Origin of avariceMiddle English and Old French from Classical Latin avaritia from avarus, greedy from avere, to desire
Avarice is a great desire to be rich.
An example of avarice is deciding which college degree to get and which job to take based only on the expected salary.
Origin of avariceMiddle English from Old French from Latin avāritia from avārus greedy from avēre to desire
From Old French, from Latin avāritia, from avārus (“greedy”).
- It was an incredibly rapid evolution, driven by avarice, compulsion, globalization, and changing societal values!

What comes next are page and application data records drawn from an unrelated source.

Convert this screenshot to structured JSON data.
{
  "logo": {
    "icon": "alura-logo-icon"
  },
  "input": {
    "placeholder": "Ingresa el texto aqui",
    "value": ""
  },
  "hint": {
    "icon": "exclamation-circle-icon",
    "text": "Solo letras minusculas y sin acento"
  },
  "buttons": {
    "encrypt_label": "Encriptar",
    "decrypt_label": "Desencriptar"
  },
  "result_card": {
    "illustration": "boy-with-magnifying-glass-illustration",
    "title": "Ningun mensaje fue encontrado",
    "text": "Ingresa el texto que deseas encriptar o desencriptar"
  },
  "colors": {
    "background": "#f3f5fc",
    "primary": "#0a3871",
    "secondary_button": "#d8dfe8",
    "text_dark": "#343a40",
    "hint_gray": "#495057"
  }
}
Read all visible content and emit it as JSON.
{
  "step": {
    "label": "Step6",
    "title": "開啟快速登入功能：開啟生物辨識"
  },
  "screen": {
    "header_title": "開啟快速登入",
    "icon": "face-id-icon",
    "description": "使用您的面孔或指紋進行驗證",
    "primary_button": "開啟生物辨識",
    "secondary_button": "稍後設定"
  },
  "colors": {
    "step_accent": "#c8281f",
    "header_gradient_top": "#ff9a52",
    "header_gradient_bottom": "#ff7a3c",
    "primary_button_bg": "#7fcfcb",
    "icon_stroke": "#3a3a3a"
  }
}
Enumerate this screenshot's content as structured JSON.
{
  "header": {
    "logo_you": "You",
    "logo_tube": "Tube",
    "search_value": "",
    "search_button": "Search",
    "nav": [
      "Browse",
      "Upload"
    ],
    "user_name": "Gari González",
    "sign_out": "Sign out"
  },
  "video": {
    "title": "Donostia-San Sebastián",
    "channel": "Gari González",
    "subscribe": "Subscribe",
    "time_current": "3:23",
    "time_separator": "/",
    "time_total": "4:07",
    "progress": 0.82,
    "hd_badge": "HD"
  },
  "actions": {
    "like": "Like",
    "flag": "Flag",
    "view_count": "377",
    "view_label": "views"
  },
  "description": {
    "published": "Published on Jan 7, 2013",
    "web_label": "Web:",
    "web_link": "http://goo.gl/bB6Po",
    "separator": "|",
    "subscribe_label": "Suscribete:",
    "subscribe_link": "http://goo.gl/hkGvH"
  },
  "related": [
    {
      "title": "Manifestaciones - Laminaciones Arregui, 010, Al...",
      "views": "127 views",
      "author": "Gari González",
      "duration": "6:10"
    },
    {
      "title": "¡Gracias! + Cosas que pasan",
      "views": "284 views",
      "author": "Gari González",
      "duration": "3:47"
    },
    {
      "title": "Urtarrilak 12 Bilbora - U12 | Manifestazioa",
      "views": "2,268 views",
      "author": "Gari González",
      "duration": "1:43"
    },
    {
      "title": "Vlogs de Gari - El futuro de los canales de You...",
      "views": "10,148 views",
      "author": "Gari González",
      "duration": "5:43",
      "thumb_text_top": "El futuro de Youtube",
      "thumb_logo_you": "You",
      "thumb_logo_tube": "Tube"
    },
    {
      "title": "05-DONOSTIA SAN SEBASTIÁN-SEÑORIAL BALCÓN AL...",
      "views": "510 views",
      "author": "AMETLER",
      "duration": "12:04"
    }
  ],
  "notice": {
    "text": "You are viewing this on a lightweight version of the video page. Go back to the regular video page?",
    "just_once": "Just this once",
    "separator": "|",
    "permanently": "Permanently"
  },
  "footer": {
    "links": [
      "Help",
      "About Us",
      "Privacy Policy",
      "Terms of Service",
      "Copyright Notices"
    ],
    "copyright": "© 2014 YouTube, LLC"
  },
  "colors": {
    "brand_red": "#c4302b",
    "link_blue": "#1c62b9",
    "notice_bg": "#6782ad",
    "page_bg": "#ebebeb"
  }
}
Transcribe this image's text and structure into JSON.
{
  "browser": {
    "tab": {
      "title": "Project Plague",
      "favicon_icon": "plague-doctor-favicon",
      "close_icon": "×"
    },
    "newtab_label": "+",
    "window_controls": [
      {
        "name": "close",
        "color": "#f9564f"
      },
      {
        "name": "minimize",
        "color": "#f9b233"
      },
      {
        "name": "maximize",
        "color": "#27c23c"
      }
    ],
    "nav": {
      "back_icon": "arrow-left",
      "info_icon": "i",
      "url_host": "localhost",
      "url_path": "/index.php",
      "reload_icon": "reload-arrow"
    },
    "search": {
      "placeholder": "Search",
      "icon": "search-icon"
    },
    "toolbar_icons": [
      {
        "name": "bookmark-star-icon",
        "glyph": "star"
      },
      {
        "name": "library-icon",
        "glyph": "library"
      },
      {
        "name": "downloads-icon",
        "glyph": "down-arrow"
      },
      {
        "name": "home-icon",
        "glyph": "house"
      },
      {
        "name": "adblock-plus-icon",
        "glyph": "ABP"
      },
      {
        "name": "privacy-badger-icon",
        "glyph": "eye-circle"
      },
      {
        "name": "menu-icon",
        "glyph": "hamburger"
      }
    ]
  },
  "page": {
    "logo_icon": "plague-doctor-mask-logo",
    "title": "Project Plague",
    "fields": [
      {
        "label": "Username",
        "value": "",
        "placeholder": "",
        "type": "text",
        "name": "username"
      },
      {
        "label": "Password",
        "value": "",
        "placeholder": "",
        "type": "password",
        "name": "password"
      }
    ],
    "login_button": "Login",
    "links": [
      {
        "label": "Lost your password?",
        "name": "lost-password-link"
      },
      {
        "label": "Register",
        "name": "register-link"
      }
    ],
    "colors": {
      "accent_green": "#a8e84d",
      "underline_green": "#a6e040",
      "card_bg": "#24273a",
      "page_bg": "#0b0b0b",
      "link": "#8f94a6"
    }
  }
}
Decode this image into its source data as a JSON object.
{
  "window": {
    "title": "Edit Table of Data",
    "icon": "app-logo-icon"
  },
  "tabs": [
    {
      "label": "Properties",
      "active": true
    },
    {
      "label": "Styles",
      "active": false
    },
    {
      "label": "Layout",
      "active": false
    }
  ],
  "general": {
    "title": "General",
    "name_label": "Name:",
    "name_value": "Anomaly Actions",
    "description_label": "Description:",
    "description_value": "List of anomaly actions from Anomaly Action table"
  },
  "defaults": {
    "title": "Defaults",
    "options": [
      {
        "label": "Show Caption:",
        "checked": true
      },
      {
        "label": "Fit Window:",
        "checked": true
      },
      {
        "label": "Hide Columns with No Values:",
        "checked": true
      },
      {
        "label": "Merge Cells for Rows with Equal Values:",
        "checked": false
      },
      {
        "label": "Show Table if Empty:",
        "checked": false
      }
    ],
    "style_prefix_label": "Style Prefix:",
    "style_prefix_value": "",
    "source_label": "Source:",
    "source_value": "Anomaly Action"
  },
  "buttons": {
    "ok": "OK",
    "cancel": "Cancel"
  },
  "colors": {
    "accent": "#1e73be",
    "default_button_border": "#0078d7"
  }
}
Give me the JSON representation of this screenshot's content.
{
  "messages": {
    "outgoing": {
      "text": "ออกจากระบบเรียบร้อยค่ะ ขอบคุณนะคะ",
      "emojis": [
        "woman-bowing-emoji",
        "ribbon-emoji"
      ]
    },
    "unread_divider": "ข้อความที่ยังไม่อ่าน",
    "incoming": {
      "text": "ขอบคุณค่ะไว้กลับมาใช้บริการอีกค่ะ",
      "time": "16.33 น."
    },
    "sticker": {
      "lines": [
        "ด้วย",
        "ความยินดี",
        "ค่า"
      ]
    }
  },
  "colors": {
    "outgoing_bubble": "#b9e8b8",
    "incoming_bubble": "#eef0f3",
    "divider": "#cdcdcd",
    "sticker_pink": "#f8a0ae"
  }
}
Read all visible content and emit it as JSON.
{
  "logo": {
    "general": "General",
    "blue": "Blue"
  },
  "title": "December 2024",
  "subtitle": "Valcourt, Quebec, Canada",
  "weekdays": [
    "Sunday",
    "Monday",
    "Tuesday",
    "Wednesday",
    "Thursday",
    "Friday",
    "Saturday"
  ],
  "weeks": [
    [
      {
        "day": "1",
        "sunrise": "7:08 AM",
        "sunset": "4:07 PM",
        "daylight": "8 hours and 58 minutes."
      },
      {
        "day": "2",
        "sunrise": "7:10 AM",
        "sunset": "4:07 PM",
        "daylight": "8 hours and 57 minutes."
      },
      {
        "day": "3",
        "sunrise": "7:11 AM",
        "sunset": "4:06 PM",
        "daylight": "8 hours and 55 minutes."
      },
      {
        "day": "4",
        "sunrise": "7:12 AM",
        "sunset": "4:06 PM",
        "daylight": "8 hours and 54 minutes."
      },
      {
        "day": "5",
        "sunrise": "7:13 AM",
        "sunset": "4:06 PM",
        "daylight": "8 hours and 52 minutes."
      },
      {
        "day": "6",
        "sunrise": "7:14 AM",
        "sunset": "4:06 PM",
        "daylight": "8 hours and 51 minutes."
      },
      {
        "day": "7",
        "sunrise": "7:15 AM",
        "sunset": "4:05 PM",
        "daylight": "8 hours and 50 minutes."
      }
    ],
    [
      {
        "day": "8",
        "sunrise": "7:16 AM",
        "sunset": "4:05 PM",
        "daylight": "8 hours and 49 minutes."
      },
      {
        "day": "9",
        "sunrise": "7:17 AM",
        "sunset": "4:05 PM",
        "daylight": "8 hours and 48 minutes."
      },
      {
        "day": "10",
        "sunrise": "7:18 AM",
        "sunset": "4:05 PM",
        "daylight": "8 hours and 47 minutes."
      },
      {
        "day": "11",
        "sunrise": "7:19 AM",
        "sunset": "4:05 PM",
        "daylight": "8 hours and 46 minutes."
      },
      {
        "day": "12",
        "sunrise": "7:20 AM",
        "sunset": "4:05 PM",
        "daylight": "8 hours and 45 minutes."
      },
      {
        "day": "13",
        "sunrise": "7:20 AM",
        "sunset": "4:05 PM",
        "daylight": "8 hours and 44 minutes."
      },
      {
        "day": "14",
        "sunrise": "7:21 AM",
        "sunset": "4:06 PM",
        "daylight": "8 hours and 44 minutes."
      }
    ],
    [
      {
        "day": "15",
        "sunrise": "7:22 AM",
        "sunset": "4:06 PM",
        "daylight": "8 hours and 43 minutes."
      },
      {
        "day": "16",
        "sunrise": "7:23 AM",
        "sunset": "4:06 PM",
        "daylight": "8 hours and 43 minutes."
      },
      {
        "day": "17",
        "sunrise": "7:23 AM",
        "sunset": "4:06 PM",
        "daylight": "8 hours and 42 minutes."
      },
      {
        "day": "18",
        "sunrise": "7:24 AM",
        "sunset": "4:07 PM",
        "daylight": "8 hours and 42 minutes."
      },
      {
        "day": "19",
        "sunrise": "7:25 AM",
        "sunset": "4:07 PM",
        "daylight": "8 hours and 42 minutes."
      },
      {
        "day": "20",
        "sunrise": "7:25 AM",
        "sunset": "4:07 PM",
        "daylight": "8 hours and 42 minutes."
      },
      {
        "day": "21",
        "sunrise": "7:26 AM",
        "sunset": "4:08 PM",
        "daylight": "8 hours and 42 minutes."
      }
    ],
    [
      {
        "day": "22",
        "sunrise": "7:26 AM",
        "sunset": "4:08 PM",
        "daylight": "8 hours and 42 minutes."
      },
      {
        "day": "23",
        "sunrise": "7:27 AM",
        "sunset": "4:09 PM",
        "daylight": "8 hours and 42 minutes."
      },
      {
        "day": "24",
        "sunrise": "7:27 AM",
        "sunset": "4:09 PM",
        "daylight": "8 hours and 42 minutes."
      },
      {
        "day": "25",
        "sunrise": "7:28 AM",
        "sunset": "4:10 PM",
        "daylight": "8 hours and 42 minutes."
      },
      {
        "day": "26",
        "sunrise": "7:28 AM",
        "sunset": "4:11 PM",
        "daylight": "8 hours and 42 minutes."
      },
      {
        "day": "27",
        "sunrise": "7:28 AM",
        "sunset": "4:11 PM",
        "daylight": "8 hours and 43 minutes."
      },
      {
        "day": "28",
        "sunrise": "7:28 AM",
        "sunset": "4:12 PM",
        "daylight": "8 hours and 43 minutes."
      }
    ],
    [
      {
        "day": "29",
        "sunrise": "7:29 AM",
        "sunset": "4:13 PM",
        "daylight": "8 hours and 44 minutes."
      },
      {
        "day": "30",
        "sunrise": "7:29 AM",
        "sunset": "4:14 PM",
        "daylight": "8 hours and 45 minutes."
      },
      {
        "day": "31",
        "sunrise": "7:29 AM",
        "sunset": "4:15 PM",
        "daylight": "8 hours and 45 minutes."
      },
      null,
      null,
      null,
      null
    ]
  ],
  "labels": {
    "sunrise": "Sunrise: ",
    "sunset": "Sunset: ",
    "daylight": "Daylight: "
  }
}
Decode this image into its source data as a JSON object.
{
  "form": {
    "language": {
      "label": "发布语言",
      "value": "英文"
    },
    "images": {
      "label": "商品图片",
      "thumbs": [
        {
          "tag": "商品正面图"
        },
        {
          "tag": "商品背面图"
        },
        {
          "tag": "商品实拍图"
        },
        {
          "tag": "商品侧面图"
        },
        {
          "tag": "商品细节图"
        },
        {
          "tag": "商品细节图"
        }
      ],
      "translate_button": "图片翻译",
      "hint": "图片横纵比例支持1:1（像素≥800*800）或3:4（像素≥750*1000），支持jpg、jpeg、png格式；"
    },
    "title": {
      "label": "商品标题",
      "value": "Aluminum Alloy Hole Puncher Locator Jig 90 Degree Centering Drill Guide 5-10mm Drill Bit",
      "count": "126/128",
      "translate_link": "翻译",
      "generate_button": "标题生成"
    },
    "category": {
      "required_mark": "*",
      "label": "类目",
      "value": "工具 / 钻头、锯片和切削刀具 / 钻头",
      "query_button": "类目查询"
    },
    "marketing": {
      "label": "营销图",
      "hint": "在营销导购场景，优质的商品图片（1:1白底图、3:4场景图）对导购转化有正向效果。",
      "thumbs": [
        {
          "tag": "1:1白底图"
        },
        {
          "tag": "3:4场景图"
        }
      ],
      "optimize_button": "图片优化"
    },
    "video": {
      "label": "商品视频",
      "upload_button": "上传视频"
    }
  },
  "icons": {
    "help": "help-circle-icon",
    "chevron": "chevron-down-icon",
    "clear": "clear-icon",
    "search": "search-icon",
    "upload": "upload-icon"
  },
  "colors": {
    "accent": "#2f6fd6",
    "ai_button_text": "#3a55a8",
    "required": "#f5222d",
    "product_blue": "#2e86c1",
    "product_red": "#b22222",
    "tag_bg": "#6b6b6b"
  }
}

- The egoism of the upper classes held military duty in contempt, while their avarice depopulated the countryside, whence the legions had drawn their recruits.
- To the cruelty and avarice of Charles he opposed a generous humanity.
- Avarice, luxury and the glaring inequality in the distribution of wealth, threatened to bring about the speedy fall of the state if no cure could be found.
- The British, deluded by their avarice, still cherished extravagant ideas of Indian wealth; nor would they listen to the unwelcome truth.